After getting a master’s in biotechnology from the University of Kashmir in 2008, she joined the same department for her M.Phil. However, domestic problems forced her to stay at home for four months. “Eventually I had to leave the course,” she says. It was very discouraging and she felt her career had come to an end. But with support and encouragement from her family, she started looking for PhD programmes again and applied to different universities outside Kashmir.
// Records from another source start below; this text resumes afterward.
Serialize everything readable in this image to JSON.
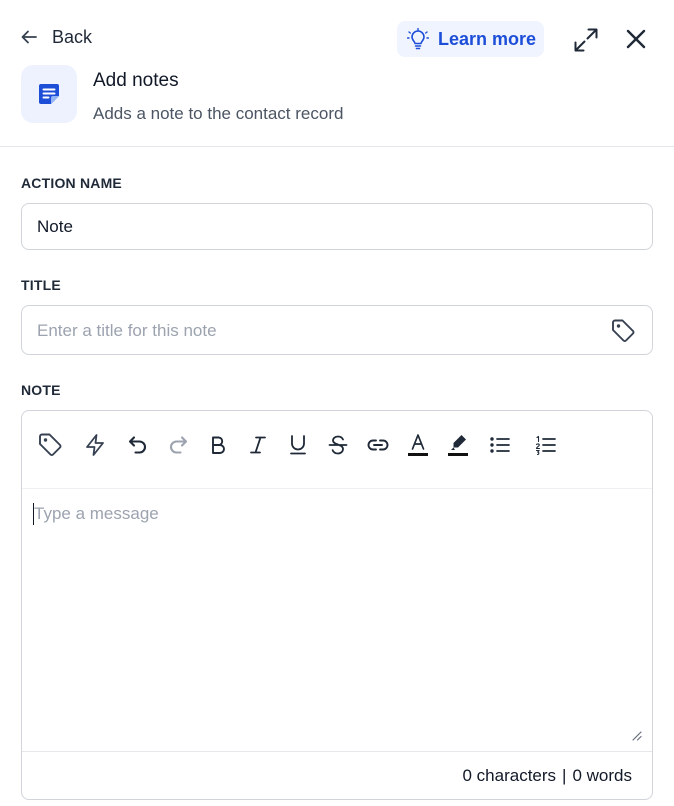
{
  "header": {
    "back_label": "Back",
    "learn_more_label": "Learn more",
    "action_title": "Add notes",
    "action_subtitle": "Adds a note to the contact record"
  },
  "form": {
    "action_name": {
      "label": "ACTION NAME",
      "value": "Note"
    },
    "title": {
      "label": "TITLE",
      "placeholder": "Enter a title for this note",
      "value": ""
    },
    "note": {
      "label": "NOTE",
      "placeholder": "Type a message",
      "value": ""
    }
  },
  "toolbar": {
    "items": [
      "tag-icon",
      "lightning-icon",
      "undo-icon",
      "redo-icon",
      "bold-icon",
      "italic-icon",
      "underline-icon",
      "strikethrough-icon",
      "link-icon",
      "text-color-icon",
      "highlight-icon",
      "bullet-list-icon",
      "numbered-list-icon"
    ]
  },
  "footer": {
    "characters": "0 characters",
    "separator": "|",
    "words": "0 words"
  },
  "colors": {
    "accent": "#1d4ed8",
    "accent_bg": "#eff4ff",
    "border": "#d1d5db",
    "placeholder": "#9ca3af"
  }
}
In 2010, she made it to JNU’s school of life sciences for her PhD. Qureshi won the Budur Krishna Murthy Travel Award by the Indian Society for Sleep Research and a Young Scientists Colloquium for the best oral presentation, both in 2014. In 2015, the University of Würzburg awarded her a fellowship that allowed her to work at the institution for three months.
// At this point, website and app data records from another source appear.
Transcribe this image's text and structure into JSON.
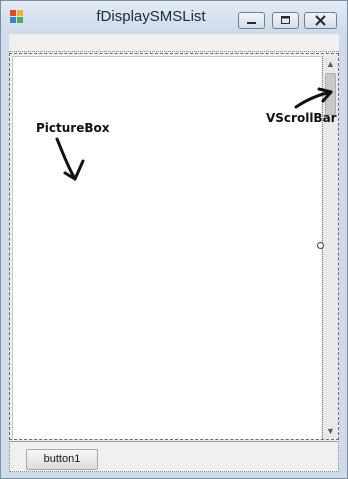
{
  "window": {
    "title": "fDisplaySMSList",
    "buttons": {
      "minimize": "minimize-icon",
      "maximize": "maximize-icon",
      "close": "close-icon"
    }
  },
  "annotations": {
    "picturebox_label": "PictureBox",
    "vscrollbar_label": "VScrollBar"
  },
  "bottom": {
    "button1_label": "button1"
  },
  "colors": {
    "titlebar": "#cfdbea",
    "client": "#f0f0f0",
    "picturebox": "#ffffff"
  }
}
At the moment, Qureshi is looking for postdoc research opportunities. She would like to eventually return home to work as a researcher and teacher. In Kashmir, she said, nurturing the scientific temper is a challenge in the the middle of such turmoil. “It is not always possible to give what we are capable of and stand at par with other states,” she said. To her, limited working hours is the biggest drawback in Kashmir when it comes to undertaking scientific work. “Outside Kashmir, even the girls can work late hours in labs and institutions. In Kashmir, you can’t stretch work hours beyond 5 pm. This limits the output of our bright researchers and we get a little sluggish, too.”
To young female science graduates and PhD aspirants from Kashmir, Qureshi says dream big and think outside the box. “Have faith in your strength and yourself. Everyone has got two hands to work with, and we are no less than anyone….”
Durafshan Sakeena Syed in her lab. Source: Author provided
Durafshan Sakeena Syed, 32, had always been intrigued by science. She got a master’s degree in biotechnology from Kashmir University in 2008. Her professors had encouraged her to leave her comfort zone and different areas of study. Soon after, she joined Veronica Rodrigues’s laboratory at the National Centre for Biological Sciences (NCBS), Bengaluru, as a junior research fellow, where she was introduced to neurobiology.
Syed appeared for the national-level entrance examination for the PhD programme at NCBS and the Indian Institute of Science, Bengaluru. She made it to both but finally chose K. Vijay Raghavan’s lab at NCBS in August 2009. There, she studied mechanisms underlying the development of motor neurons required for walking, using the fruit fly as a model. The rhythmic motion of walking is the precisely coordinated outcome of a mesh of neurons and muscles in the leg.
“We discovered the signalling mechanisms that direct the precise positioning of motor neurons in the central nervous system and their connections with specific leg muscles, thus enabling an organism to perform regulated movements,” Syed said. She is now a postdoctoral fellow in Julie Simpson’s lab at the University of California, Santa Barbara, studying how the brain regulates choice among actions and generates sequential movements.
She believes science graduates and postgraduates aren’t exposed to enough research in Kashmir. “Universities in Kashmir should encourage students to do six-month dissertation projects in various research institutes so they learn the basics of research,” she said. “It also helps develop connections that provide an opportunity to pursue PhD in India or abroad, or how to develop collaborations while doing a PhD in Kashmir University.”
She asks the state’s younger scientific minds to “stand up on your own by dint of your hard work, look for various research opportunities outside the state, and don’t always wait for help… Learn to do it yourself.”
Majid Maqbool is a journalist and editor based in Srinagar, Kashmir